What you should do:
Skipping each picture, output the entries exactly as they stand below.
+-------+
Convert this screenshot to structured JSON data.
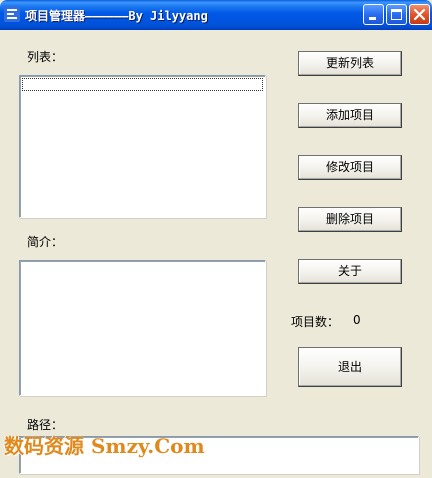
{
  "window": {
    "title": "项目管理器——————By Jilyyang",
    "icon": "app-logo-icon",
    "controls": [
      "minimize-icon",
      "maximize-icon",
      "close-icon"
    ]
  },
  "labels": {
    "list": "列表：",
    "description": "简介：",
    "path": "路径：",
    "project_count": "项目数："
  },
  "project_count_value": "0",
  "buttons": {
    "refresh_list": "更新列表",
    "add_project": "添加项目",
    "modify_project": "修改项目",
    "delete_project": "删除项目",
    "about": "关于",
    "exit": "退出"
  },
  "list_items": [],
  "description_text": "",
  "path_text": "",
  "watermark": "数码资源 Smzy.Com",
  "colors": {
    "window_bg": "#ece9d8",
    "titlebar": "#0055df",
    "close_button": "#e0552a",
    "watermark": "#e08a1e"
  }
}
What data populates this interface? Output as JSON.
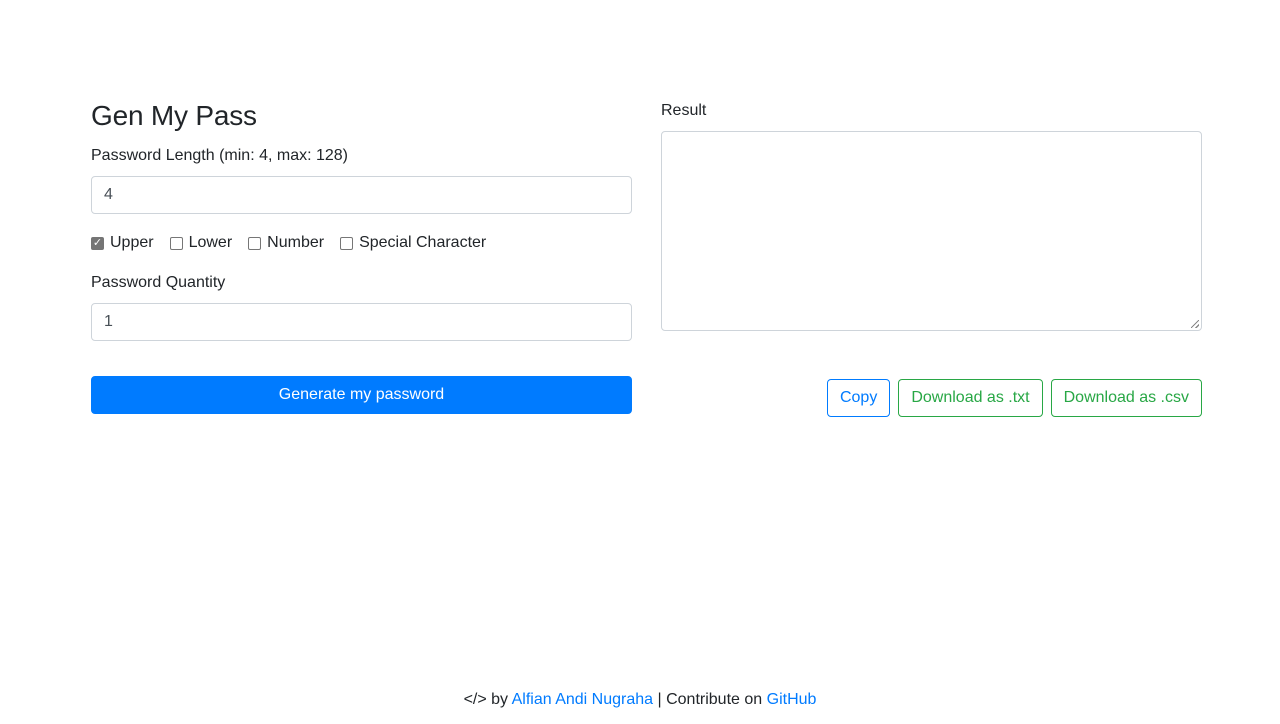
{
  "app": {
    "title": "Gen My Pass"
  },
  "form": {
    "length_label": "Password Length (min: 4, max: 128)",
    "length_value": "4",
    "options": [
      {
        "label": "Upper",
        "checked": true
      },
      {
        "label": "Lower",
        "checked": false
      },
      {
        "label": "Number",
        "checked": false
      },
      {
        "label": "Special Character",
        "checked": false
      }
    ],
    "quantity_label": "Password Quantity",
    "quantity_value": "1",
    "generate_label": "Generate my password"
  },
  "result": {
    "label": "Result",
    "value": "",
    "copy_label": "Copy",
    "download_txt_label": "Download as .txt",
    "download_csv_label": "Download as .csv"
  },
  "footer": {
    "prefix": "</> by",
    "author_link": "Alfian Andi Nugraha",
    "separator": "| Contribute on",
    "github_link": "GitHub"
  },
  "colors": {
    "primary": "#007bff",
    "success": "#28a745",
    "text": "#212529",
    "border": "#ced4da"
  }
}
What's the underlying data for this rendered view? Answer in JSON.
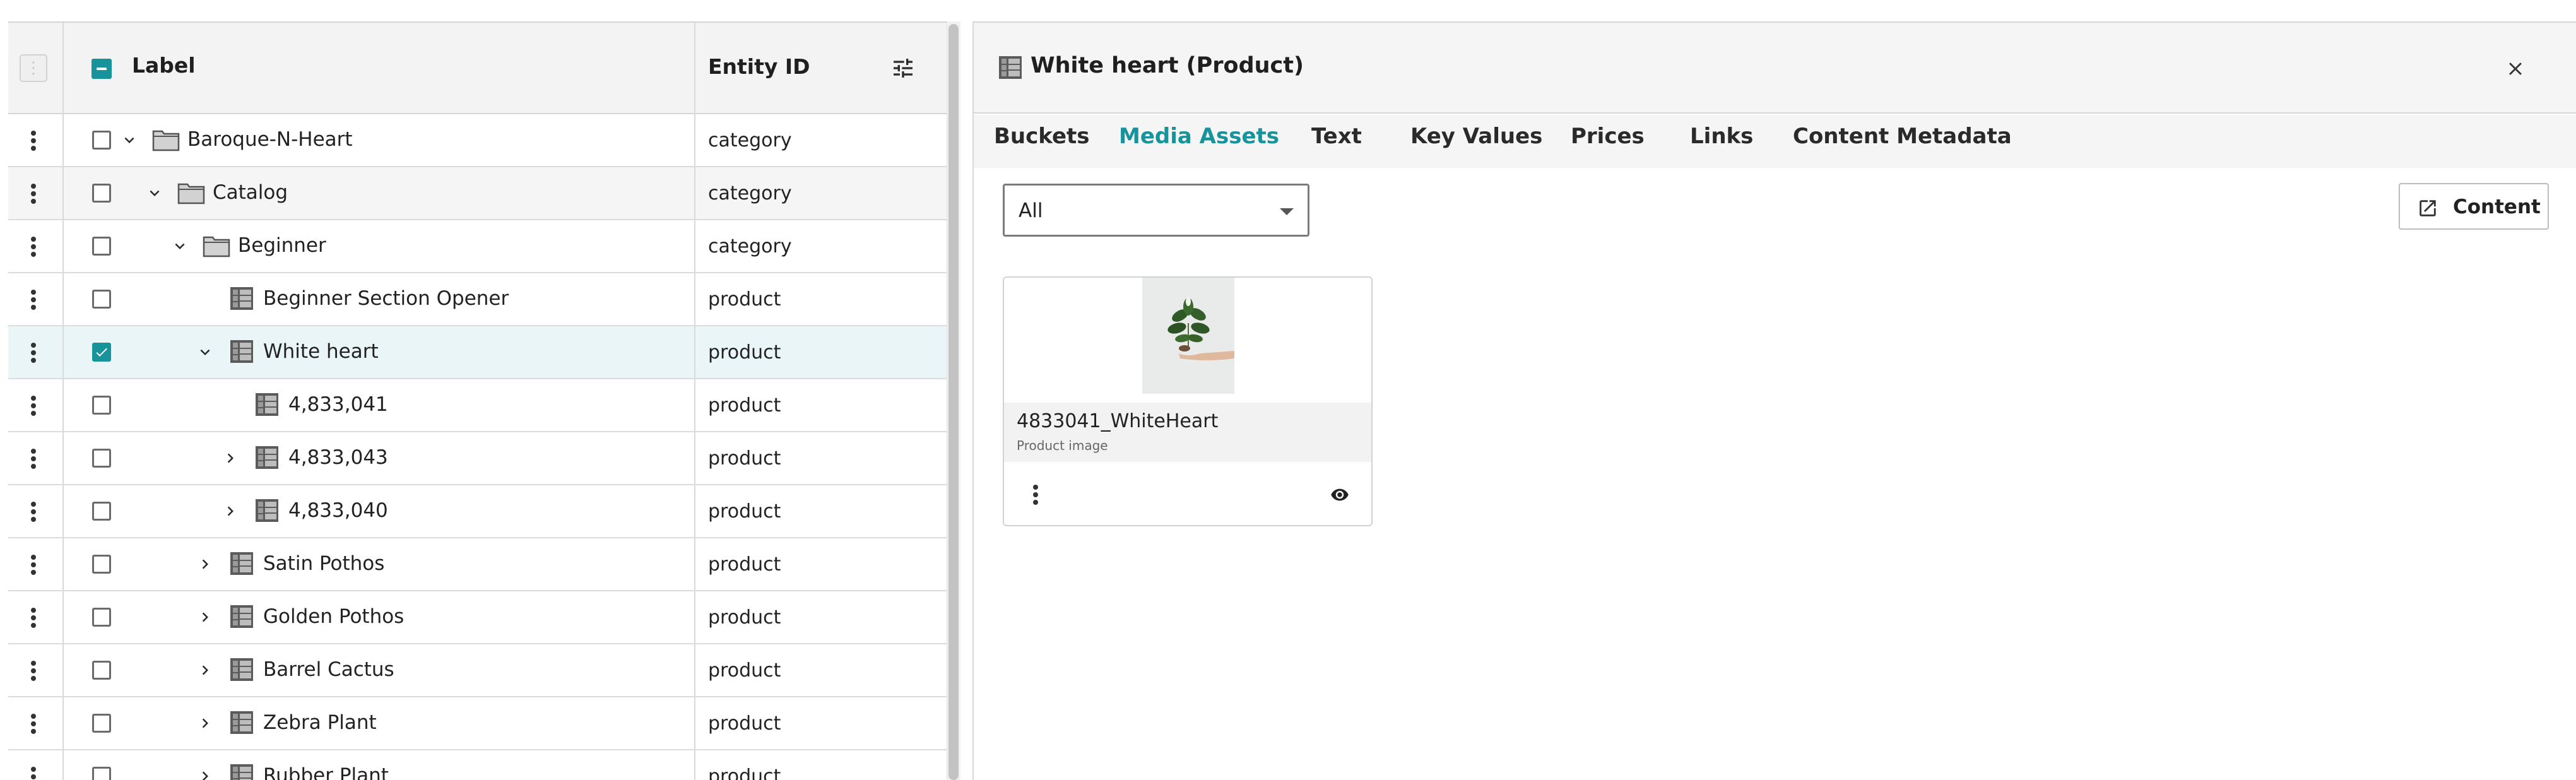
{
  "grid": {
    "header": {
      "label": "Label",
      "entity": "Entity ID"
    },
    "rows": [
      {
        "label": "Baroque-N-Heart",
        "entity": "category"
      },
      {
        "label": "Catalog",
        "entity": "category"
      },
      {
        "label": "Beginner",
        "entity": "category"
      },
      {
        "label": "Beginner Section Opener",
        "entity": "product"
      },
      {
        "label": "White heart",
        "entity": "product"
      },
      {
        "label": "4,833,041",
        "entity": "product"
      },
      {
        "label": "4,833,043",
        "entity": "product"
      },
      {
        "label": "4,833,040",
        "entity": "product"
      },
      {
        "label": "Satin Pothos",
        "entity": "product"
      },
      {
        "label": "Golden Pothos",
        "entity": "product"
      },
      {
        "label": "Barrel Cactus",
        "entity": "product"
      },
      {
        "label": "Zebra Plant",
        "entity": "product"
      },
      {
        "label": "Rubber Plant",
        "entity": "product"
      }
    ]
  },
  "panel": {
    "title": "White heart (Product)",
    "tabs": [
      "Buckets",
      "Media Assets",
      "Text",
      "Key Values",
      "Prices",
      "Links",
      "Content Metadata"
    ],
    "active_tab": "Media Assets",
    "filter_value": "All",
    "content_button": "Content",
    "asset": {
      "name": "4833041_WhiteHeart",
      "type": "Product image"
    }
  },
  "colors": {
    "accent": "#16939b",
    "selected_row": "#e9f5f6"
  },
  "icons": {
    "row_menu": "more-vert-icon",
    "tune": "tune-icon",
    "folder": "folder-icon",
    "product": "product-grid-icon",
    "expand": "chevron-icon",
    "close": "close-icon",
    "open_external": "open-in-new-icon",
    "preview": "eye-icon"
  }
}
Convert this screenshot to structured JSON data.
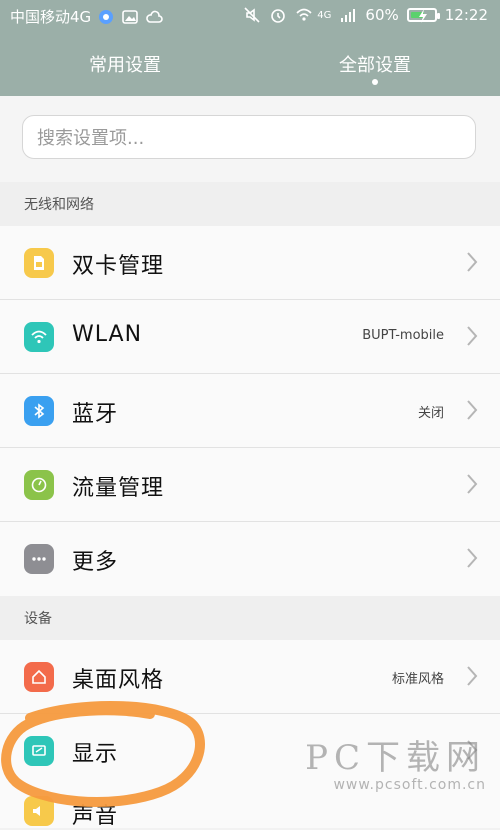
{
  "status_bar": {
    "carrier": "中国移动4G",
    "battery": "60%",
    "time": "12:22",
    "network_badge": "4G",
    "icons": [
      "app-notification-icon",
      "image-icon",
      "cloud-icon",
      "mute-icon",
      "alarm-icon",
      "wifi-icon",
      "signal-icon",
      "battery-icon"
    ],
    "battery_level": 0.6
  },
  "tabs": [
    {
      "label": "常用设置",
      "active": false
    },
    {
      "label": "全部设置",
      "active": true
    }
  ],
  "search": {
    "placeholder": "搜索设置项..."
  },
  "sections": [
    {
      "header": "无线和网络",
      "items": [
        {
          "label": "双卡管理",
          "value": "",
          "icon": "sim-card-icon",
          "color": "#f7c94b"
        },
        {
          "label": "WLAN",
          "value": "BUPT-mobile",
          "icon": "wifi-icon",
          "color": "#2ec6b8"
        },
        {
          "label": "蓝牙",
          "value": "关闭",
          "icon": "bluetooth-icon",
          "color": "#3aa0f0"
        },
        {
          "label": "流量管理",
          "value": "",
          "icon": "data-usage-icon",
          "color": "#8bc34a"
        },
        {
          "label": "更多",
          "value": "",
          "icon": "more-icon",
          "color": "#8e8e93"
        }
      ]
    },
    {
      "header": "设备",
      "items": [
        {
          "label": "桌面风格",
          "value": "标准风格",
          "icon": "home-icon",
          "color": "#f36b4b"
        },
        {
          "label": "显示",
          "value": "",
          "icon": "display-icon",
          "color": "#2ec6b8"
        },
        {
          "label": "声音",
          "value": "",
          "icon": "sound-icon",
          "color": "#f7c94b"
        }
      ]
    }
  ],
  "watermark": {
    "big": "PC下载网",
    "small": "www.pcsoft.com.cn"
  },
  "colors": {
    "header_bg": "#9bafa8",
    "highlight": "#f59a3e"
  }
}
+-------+
Solution:
Convert this screenshot to structured JSON data.
{
  "window": {
    "title": "项目管理器——————By Jilyyang",
    "icon": "app-logo-icon",
    "controls": [
      "minimize-icon",
      "maximize-icon",
      "close-icon"
    ]
  },
  "labels": {
    "list": "列表：",
    "description": "简介：",
    "path": "路径：",
    "project_count": "项目数："
  },
  "project_count_value": "0",
  "buttons": {
    "refresh_list": "更新列表",
    "add_project": "添加项目",
    "modify_project": "修改项目",
    "delete_project": "删除项目",
    "about": "关于",
    "exit": "退出"
  },
  "list_items": [],
  "description_text": "",
  "path_text": "",
  "watermark": "数码资源 Smzy.Com",
  "colors": {
    "window_bg": "#ece9d8",
    "titlebar": "#0055df",
    "close_button": "#e0552a",
    "watermark": "#e08a1e"
  }
}
What data populates this interface? Output as JSON.
{
  "app": {
    "title": "Gen My Pass"
  },
  "form": {
    "length_label": "Password Length (min: 4, max: 128)",
    "length_value": "4",
    "options": [
      {
        "label": "Upper",
        "checked": true
      },
      {
        "label": "Lower",
        "checked": false
      },
      {
        "label": "Number",
        "checked": false
      },
      {
        "label": "Special Character",
        "checked": false
      }
    ],
    "quantity_label": "Password Quantity",
    "quantity_value": "1",
    "generate_label": "Generate my password"
  },
  "result": {
    "label": "Result",
    "value": "",
    "copy_label": "Copy",
    "download_txt_label": "Download as .txt",
    "download_csv_label": "Download as .csv"
  },
  "footer": {
    "prefix": "</> by",
    "author_link": "Alfian Andi Nugraha",
    "separator": "| Contribute on",
    "github_link": "GitHub"
  },
  "colors": {
    "primary": "#007bff",
    "success": "#28a745",
    "text": "#212529",
    "border": "#ced4da"
  }
}
What's the underlying data for this rendered view? Answer in JSON.
{
  "grid": {
    "header": {
      "label": "Label",
      "entity": "Entity ID"
    },
    "rows": [
      {
        "label": "Baroque-N-Heart",
        "entity": "category"
      },
      {
        "label": "Catalog",
        "entity": "category"
      },
      {
        "label": "Beginner",
        "entity": "category"
      },
      {
        "label": "Beginner Section Opener",
        "entity": "product"
      },
      {
        "label": "White heart",
        "entity": "product"
      },
      {
        "label": "4,833,041",
        "entity": "product"
      },
      {
        "label": "4,833,043",
        "entity": "product"
      },
      {
        "label": "4,833,040",
        "entity": "product"
      },
      {
        "label": "Satin Pothos",
        "entity": "product"
      },
      {
        "label": "Golden Pothos",
        "entity": "product"
      },
      {
        "label": "Barrel Cactus",
        "entity": "product"
      },
      {
        "label": "Zebra Plant",
        "entity": "product"
      },
      {
        "label": "Rubber Plant",
        "entity": "product"
      }
    ]
  },
  "panel": {
    "title": "White heart (Product)",
    "tabs": [
      "Buckets",
      "Media Assets",
      "Text",
      "Key Values",
      "Prices",
      "Links",
      "Content Metadata"
    ],
    "active_tab": "Media Assets",
    "filter_value": "All",
    "content_button": "Content",
    "asset": {
      "name": "4833041_WhiteHeart",
      "type": "Product image"
    }
  },
  "colors": {
    "accent": "#16939b",
    "selected_row": "#e9f5f6"
  },
  "icons": {
    "row_menu": "more-vert-icon",
    "tune": "tune-icon",
    "folder": "folder-icon",
    "product": "product-grid-icon",
    "expand": "chevron-icon",
    "close": "close-icon",
    "open_external": "open-in-new-icon",
    "preview": "eye-icon"
  }
}
Convert this screenshot to structured JSON data.
{
  "status_bar": {
    "carrier": "中国移动4G",
    "battery": "60%",
    "time": "12:22",
    "network_badge": "4G",
    "icons": [
      "app-notification-icon",
      "image-icon",
      "cloud-icon",
      "mute-icon",
      "alarm-icon",
      "wifi-icon",
      "signal-icon",
      "battery-icon"
    ],
    "battery_level": 0.6
  },
  "tabs": [
    {
      "label": "常用设置",
      "active": false
    },
    {
      "label": "全部设置",
      "active": true
    }
  ],
  "search": {
    "placeholder": "搜索设置项..."
  },
  "sections": [
    {
      "header": "无线和网络",
      "items": [
        {
          "label": "双卡管理",
          "value": "",
          "icon": "sim-card-icon",
          "color": "#f7c94b"
        },
        {
          "label": "WLAN",
          "value": "BUPT-mobile",
          "icon": "wifi-icon",
          "color": "#2ec6b8"
        },
        {
          "label": "蓝牙",
          "value": "关闭",
          "icon": "bluetooth-icon",
          "color": "#3aa0f0"
        },
        {
          "label": "流量管理",
          "value": "",
          "icon": "data-usage-icon",
          "color": "#8bc34a"
        },
        {
          "label": "更多",
          "value": "",
          "icon": "more-icon",
          "color": "#8e8e93"
        }
      ]
    },
    {
      "header": "设备",
      "items": [
        {
          "label": "桌面风格",
          "value": "标准风格",
          "icon": "home-icon",
          "color": "#f36b4b"
        },
        {
          "label": "显示",
          "value": "",
          "icon": "display-icon",
          "color": "#2ec6b8"
        },
        {
          "label": "声音",
          "value": "",
          "icon": "sound-icon",
          "color": "#f7c94b"
        }
      ]
    }
  ],
  "watermark": {
    "big": "PC下载网",
    "small": "www.pcsoft.com.cn"
  },
  "colors": {
    "header_bg": "#9bafa8",
    "highlight": "#f59a3e"
  }
}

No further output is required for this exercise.